Our Sages explain that Jews use a lunar calendar for they are similar to the moon: Just as the moon is the “small luminary,” so “David is the small one” and “Ya’akov is the small one.” May it therefore be G‑d’s will that we speedily merit the fulfillment of the promise that “they (Jews) are destined to be renewed like it (the moon)” — in the true and complete redemption through our righteous Moshiach.

The idea of the redemption is emphasized at this time, close to Motzoei Shabbos, when we have the Melave Malkah meal, the meal of David, King Moshiach. It is particularly stressed on the Motzoei Shabbos that follows Rosh Hashanah, for before shofar-blowing we said “He chooses our heritage for us, the glory of Ya’akov whom He loves eternally” — not Ya’akov as he is “the small one,” similar to the “small luminary,” but “the glory of Ya’akov,” similar to the idea of “they are destined to be renewed like it.”
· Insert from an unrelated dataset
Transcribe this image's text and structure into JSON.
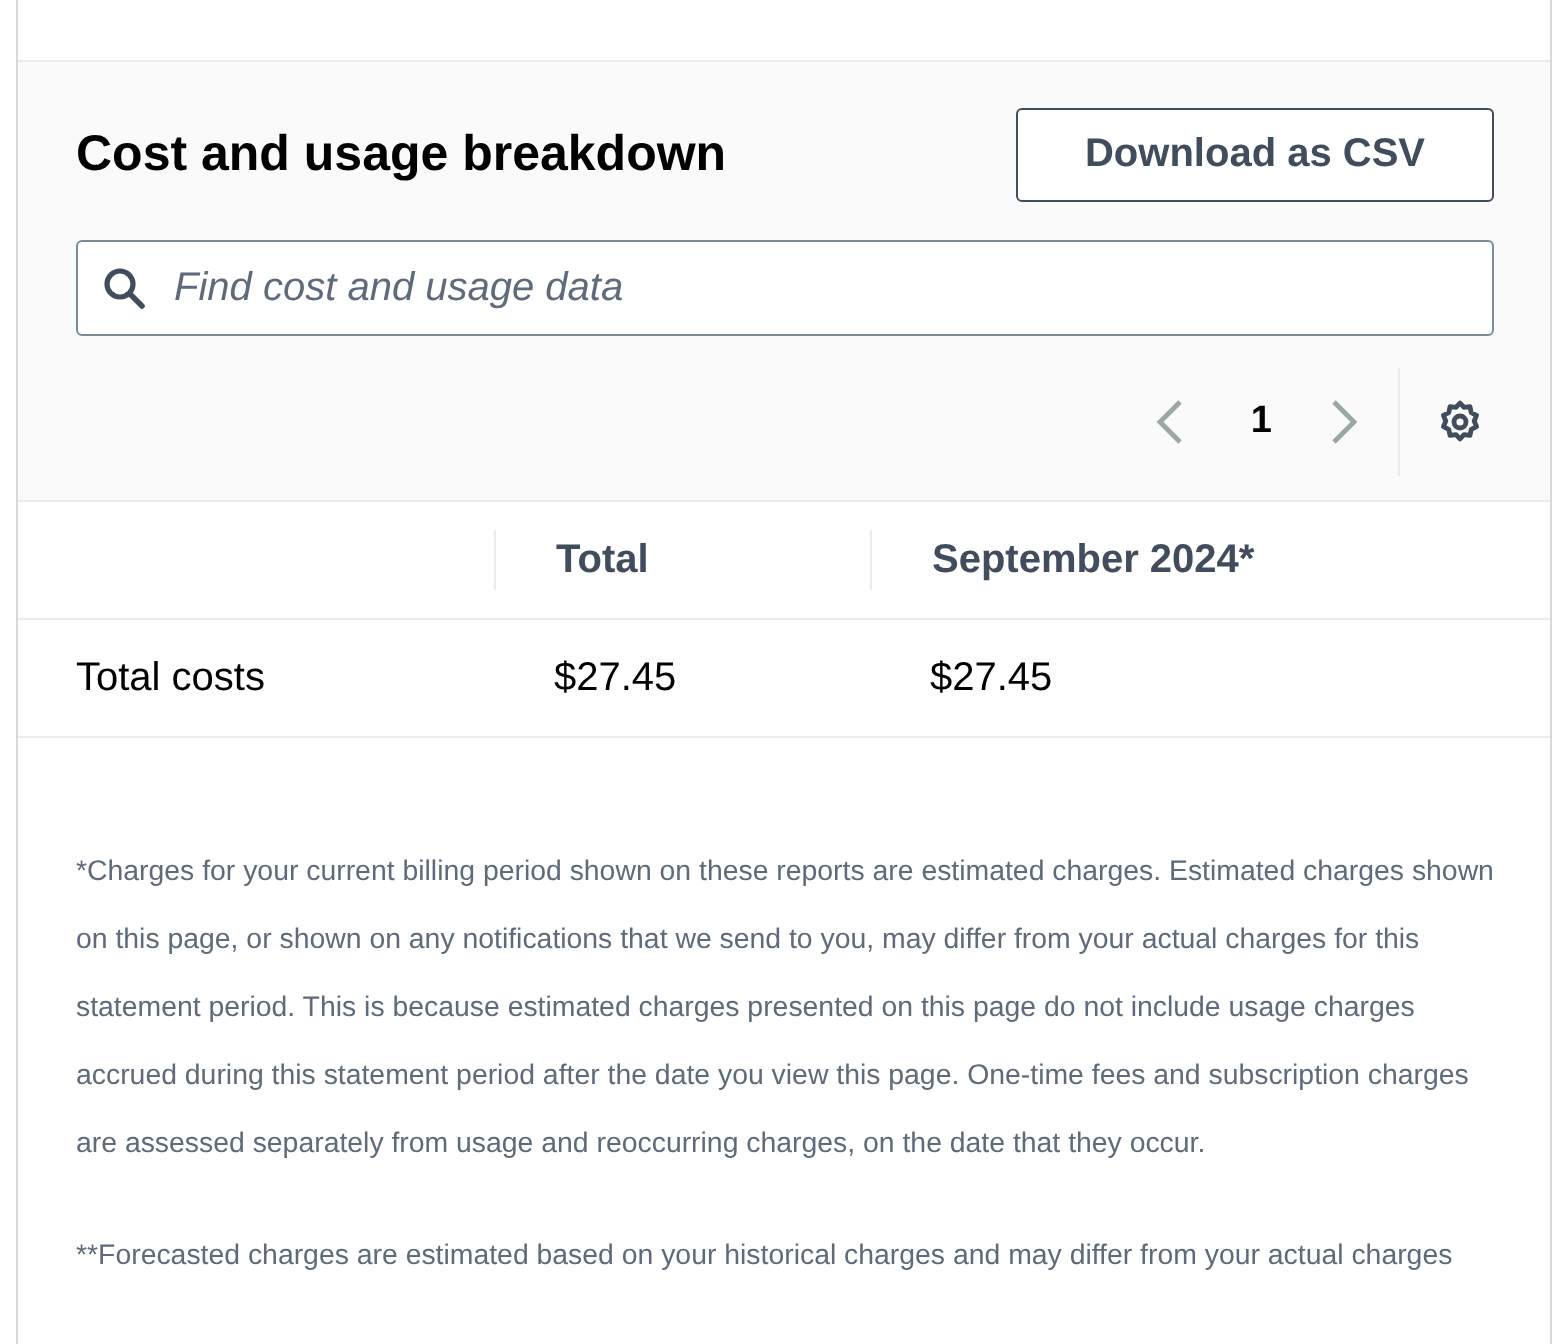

3. Because this year is of 385 days length, it means it contains an exact number of weeks (55 full weeks). This affects the next year also: Because there are no extra days, only full weeks, it means that Rosh Hashanah of the next year will be on the same days as this year — Thursday and Friday. Thus, all the things explained above concerning this year apply to the coming year.

Some people will undoubtedly ask: The above holds true only if the next year will be set according to the calculated calendar. But since Moshaich is coming now, the months of the next year will be set according to visual testimony — and then the calendar may not necessarily be the same as this year.

However, it is a rule in Torah that “the Torah addresses the majority.” Therefore, even when the months will be set according to visual testimony, the months will still, in the majority of times, be the same as when by the calendar set. Thus, although next year will be set by visual testimony, it will be the same as this year — according to the rule that “the Torah addresses the majority.”

May it be G‑d’s will that from talking of these things we speedily see their actual fulfillment — that we merit the time when the months will be sanctified by visual testimony, in the true and complete redemption, through our righteous Moshiach. And because Eliyahu Hanovi accompanies Moshiach, he will resolve all questions that people have.


4. Because Rosh Hashanah is immediately followed by Shabbos, Tzom Gedalyah (the fast of Gedalyah), which is normally on the third of Tishrei, is postponed. This follows the promise brought by the Rambam (end of Hilchos Ta’aniyos) that “all these fasts are destined to be abolished in the days of Moshiach, and moreover, are destined to be festivals and days of joy and gladness, as stated: ‘So says the L‑rd of Hosts: The fast of the fourth and the fast of the fifth and the fast of the seventh (Tzom Gedalyah) and the fast of the tenth shall be to the House of Yehudah for joy and gladness and festivals.’“ In our case, when the third of Tishrei is Shabbos, the fast is abolished, and indeed, it is a mitzvah to have delight on this day in eating and drinking.

Some people may ask: How can one say the fast is abolished, when we will have to fast instead on the next day (Sunday)? To such people the retort is given: Fool! Why do you think of the next day? In the Ma’ariv prayer of Motzoei Shabbos you will say “Speedily cause the scion of David Your servant to flourish;”“ and afterwards, you will celebrate he Melave Malkah meal, when you will think of Moshiach. When, therefore, Moshiach will come tonight, you will not fast tomorrow — and indeed, the fast will be transformed into joy and gladness!

Another special quality of this year is that on the Shabbos following Rosh Hashanah, we begin to read (at Minchah) parshas “V’Zos HaBerachah.” Parshas Berachah is always learned in the month of Tishrei. This year, it is learned on the greatest number of days possible — from the third of Tishrei until Simchas Torah. Thus the majority of the month belongs to parshas Berachah.

The Alter Rebbe taught we must “live with the times,” meaning to live according to the lessons derived from the weekly parshah. This means that this year, we “live,” during most of Tishrei, with parshas Berachah, the central theme of which is G‑d’s blessings. These blessings are in such a revealed fashion that one can point to them and say “V’Zos HaBerachah” — “This is the blessing.”